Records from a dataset
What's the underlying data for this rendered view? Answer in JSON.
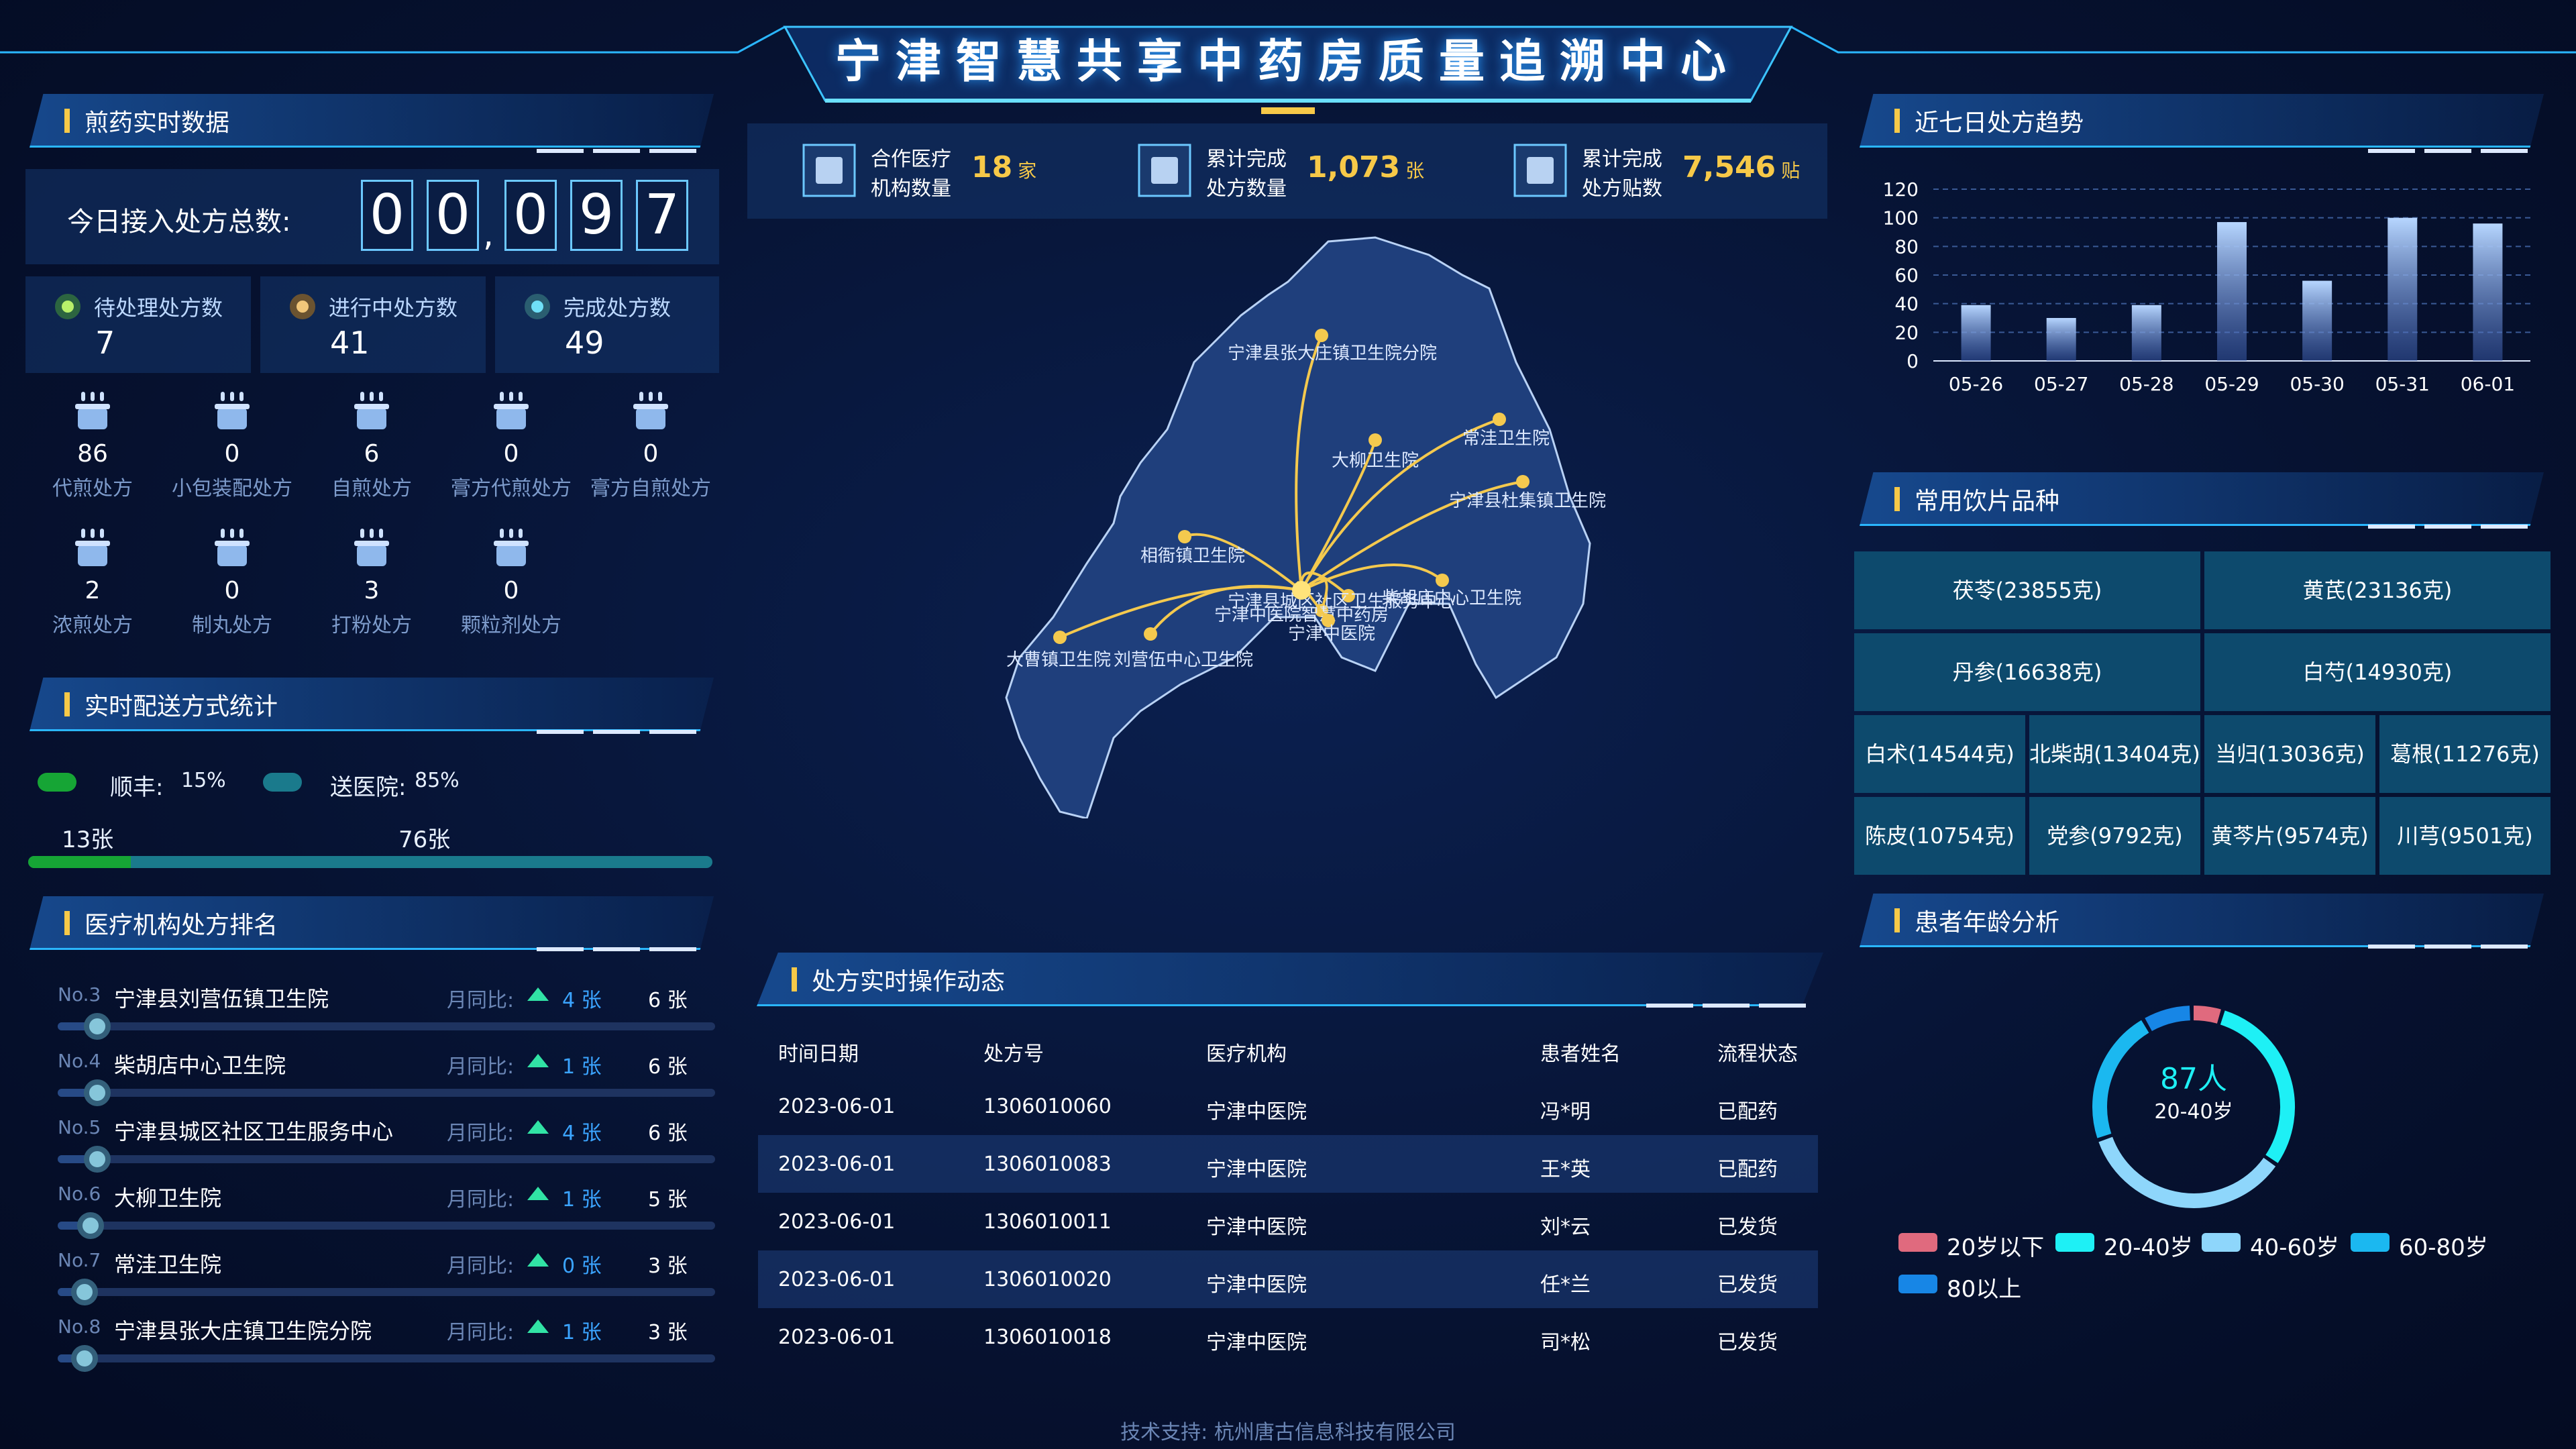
{
  "title": "宁津智慧共享中药房质量追溯中心",
  "footer": "技术支持: 杭州唐古信息科技有限公司",
  "colors": {
    "accent": "#2ab6ff",
    "gold": "#f7c948",
    "green": "#31e3a5"
  },
  "sections": {
    "decoction": "煎药实时数据",
    "delivery": "实时配送方式统计",
    "ranking": "医疗机构处方排名",
    "trend": "近七日处方趋势",
    "herbs": "常用饮片品种",
    "age": "患者年龄分析",
    "ops": "处方实时操作动态"
  },
  "today": {
    "label": "今日接入处方总数:",
    "digits": [
      "0",
      "0",
      "0",
      "9",
      "7"
    ],
    "sep": ","
  },
  "status": [
    {
      "label": "待处理处方数",
      "value": "7",
      "color": "#b8f06a"
    },
    {
      "label": "进行中处方数",
      "value": "41",
      "color": "#f2c77a"
    },
    {
      "label": "完成处方数",
      "value": "49",
      "color": "#6fe0f7"
    }
  ],
  "decoction_types": [
    {
      "label": "代煎处方",
      "value": "86",
      "icon": "decoction-pot-icon"
    },
    {
      "label": "小包装配处方",
      "value": "0",
      "icon": "package-icon"
    },
    {
      "label": "自煎处方",
      "value": "6",
      "icon": "decoction-pot-icon"
    },
    {
      "label": "膏方代煎处方",
      "value": "0",
      "icon": "paste-jar-icon"
    },
    {
      "label": "膏方自煎处方",
      "value": "0",
      "icon": "paste-jar-icon"
    },
    {
      "label": "浓煎处方",
      "value": "2",
      "icon": "concentrate-icon"
    },
    {
      "label": "制丸处方",
      "value": "0",
      "icon": "pill-pot-icon"
    },
    {
      "label": "打粉处方",
      "value": "3",
      "icon": "powder-pot-icon"
    },
    {
      "label": "颗粒剂处方",
      "value": "0",
      "icon": "granule-pot-icon"
    }
  ],
  "delivery": {
    "items": [
      {
        "label": "顺丰:",
        "pct": "15%",
        "color": "#16a535"
      },
      {
        "label": "送医院:",
        "pct": "85%",
        "color": "#1a7a8c"
      }
    ],
    "counts": [
      "13张",
      "76张"
    ],
    "share_first": 0.15
  },
  "ranking": [
    {
      "no": "No.3",
      "name": "宁津县刘营伍镇卫生院",
      "yoy": "月同比:",
      "inc": "4",
      "unit": "张",
      "total": "6 张",
      "level": 0.06
    },
    {
      "no": "No.4",
      "name": "柴胡店中心卫生院",
      "yoy": "月同比:",
      "inc": "1",
      "unit": "张",
      "total": "6 张",
      "level": 0.06
    },
    {
      "no": "No.5",
      "name": "宁津县城区社区卫生服务中心",
      "yoy": "月同比:",
      "inc": "4",
      "unit": "张",
      "total": "6 张",
      "level": 0.06
    },
    {
      "no": "No.6",
      "name": "大柳卫生院",
      "yoy": "月同比:",
      "inc": "1",
      "unit": "张",
      "total": "5 张",
      "level": 0.05
    },
    {
      "no": "No.7",
      "name": "常洼卫生院",
      "yoy": "月同比:",
      "inc": "0",
      "unit": "张",
      "total": "3 张",
      "level": 0.03
    },
    {
      "no": "No.8",
      "name": "宁津县张大庄镇卫生院分院",
      "yoy": "月同比:",
      "inc": "1",
      "unit": "张",
      "total": "3 张",
      "level": 0.03
    }
  ],
  "kpis": [
    {
      "l1": "合作医疗",
      "l2": "机构数量",
      "value": "18",
      "unit": "家",
      "icon": "hospital-cross-icon"
    },
    {
      "l1": "累计完成",
      "l2": "处方数量",
      "value": "1,073",
      "unit": "张",
      "icon": "prescription-icon"
    },
    {
      "l1": "累计完成",
      "l2": "处方贴数",
      "value": "7,546",
      "unit": "贴",
      "icon": "calendar-icon"
    }
  ],
  "map": {
    "hub": "宁津中医院",
    "sites": [
      "宁津县张大庄镇卫生院分院",
      "大柳卫生院",
      "常洼卫生院",
      "宁津县杜集镇卫生院",
      "相衙镇卫生院",
      "柴胡店中心卫生院",
      "宁津县城区社区卫生服务中心",
      "宁津中医院智慧中药房",
      "宁津中医院",
      "大曹镇卫生院",
      "刘营伍中心卫生院"
    ]
  },
  "chart_data": {
    "type": "bar",
    "categories": [
      "05-26",
      "05-27",
      "05-28",
      "05-29",
      "05-30",
      "05-31",
      "06-01"
    ],
    "values": [
      39,
      30,
      39,
      97,
      56,
      100,
      96
    ],
    "ylim": [
      0,
      120
    ],
    "yticks": [
      "0",
      "20",
      "40",
      "60",
      "80",
      "100",
      "120"
    ],
    "grid": true
  },
  "herbs": [
    "茯苓(23855克)",
    "黄芪(23136克)",
    "丹参(16638克)",
    "白芍(14930克)",
    "白术(14544克)",
    "北柴胡(13404克)",
    "当归(13036克)",
    "葛根(11276克)",
    "陈皮(10754克)",
    "党参(9792克)",
    "黄芩片(9574克)",
    "川芎(9501克)"
  ],
  "age": {
    "center_value": "87人",
    "center_label": "20-40岁",
    "groups": [
      {
        "label": "20岁以下",
        "color": "#e06a7e",
        "share": 0.05
      },
      {
        "label": "20-40岁",
        "color": "#1ef0f5",
        "share": 0.3
      },
      {
        "label": "40-60岁",
        "color": "#8ed6fb",
        "share": 0.35
      },
      {
        "label": "60-80岁",
        "color": "#1bb8f0",
        "share": 0.22
      },
      {
        "label": "80以上",
        "color": "#1786e6",
        "share": 0.08
      }
    ]
  },
  "ops": {
    "headers": [
      "时间日期",
      "处方号",
      "医疗机构",
      "患者姓名",
      "流程状态"
    ],
    "rows": [
      [
        "2023-06-01",
        "1306010060",
        "宁津中医院",
        "冯*明",
        "已配药"
      ],
      [
        "2023-06-01",
        "1306010083",
        "宁津中医院",
        "王*英",
        "已配药"
      ],
      [
        "2023-06-01",
        "1306010011",
        "宁津中医院",
        "刘*云",
        "已发货"
      ],
      [
        "2023-06-01",
        "1306010020",
        "宁津中医院",
        "任*兰",
        "已发货"
      ],
      [
        "2023-06-01",
        "1306010018",
        "宁津中医院",
        "司*松",
        "已发货"
      ]
    ]
  }
}
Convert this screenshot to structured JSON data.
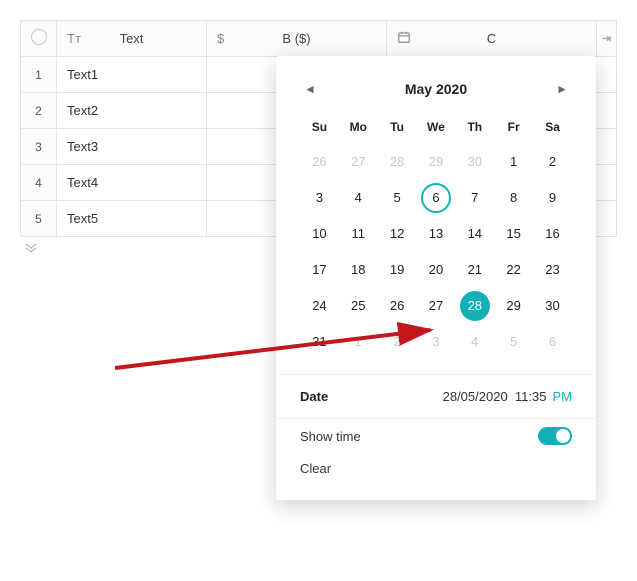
{
  "table": {
    "columns": {
      "a": "Text",
      "b": "B ($)",
      "c": "C"
    },
    "rows": [
      "Text1",
      "Text2",
      "Text3",
      "Text4",
      "Text5"
    ],
    "rownums": [
      "1",
      "2",
      "3",
      "4",
      "5"
    ]
  },
  "datepicker": {
    "title": "May 2020",
    "weekdays": [
      "Su",
      "Mo",
      "Tu",
      "We",
      "Th",
      "Fr",
      "Sa"
    ],
    "weeks": [
      [
        {
          "d": "26",
          "muted": true
        },
        {
          "d": "27",
          "muted": true
        },
        {
          "d": "28",
          "muted": true
        },
        {
          "d": "29",
          "muted": true
        },
        {
          "d": "30",
          "muted": true
        },
        {
          "d": "1"
        },
        {
          "d": "2"
        }
      ],
      [
        {
          "d": "3"
        },
        {
          "d": "4"
        },
        {
          "d": "5"
        },
        {
          "d": "6",
          "today": true
        },
        {
          "d": "7"
        },
        {
          "d": "8"
        },
        {
          "d": "9"
        }
      ],
      [
        {
          "d": "10"
        },
        {
          "d": "11"
        },
        {
          "d": "12"
        },
        {
          "d": "13"
        },
        {
          "d": "14"
        },
        {
          "d": "15"
        },
        {
          "d": "16"
        }
      ],
      [
        {
          "d": "17"
        },
        {
          "d": "18"
        },
        {
          "d": "19"
        },
        {
          "d": "20"
        },
        {
          "d": "21"
        },
        {
          "d": "22"
        },
        {
          "d": "23"
        }
      ],
      [
        {
          "d": "24"
        },
        {
          "d": "25"
        },
        {
          "d": "26"
        },
        {
          "d": "27"
        },
        {
          "d": "28",
          "selected": true
        },
        {
          "d": "29"
        },
        {
          "d": "30"
        }
      ],
      [
        {
          "d": "31"
        },
        {
          "d": "1",
          "muted": true
        },
        {
          "d": "2",
          "muted": true
        },
        {
          "d": "3",
          "muted": true
        },
        {
          "d": "4",
          "muted": true
        },
        {
          "d": "5",
          "muted": true
        },
        {
          "d": "6",
          "muted": true
        }
      ]
    ],
    "date_label": "Date",
    "date_value": "28/05/2020",
    "time_value": "11:35",
    "ampm": "PM",
    "showtime_label": "Show time",
    "clear_label": "Clear"
  },
  "icons": {
    "text": "Tᴛ",
    "currency": "$",
    "calendar": "🗓"
  },
  "colors": {
    "accent": "#14b0b8",
    "arrow": "#c1171d"
  }
}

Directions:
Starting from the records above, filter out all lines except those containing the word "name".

Reply:
      "name": "宁津县刘营伍镇卫生院",
      "name": "柴胡店中心卫生院",
      "name": "宁津县城区社区卫生服务中心",
      "name": "大柳卫生院",
      "name": "常洼卫生院",
      "name": "宁津县张大庄镇卫生院分院",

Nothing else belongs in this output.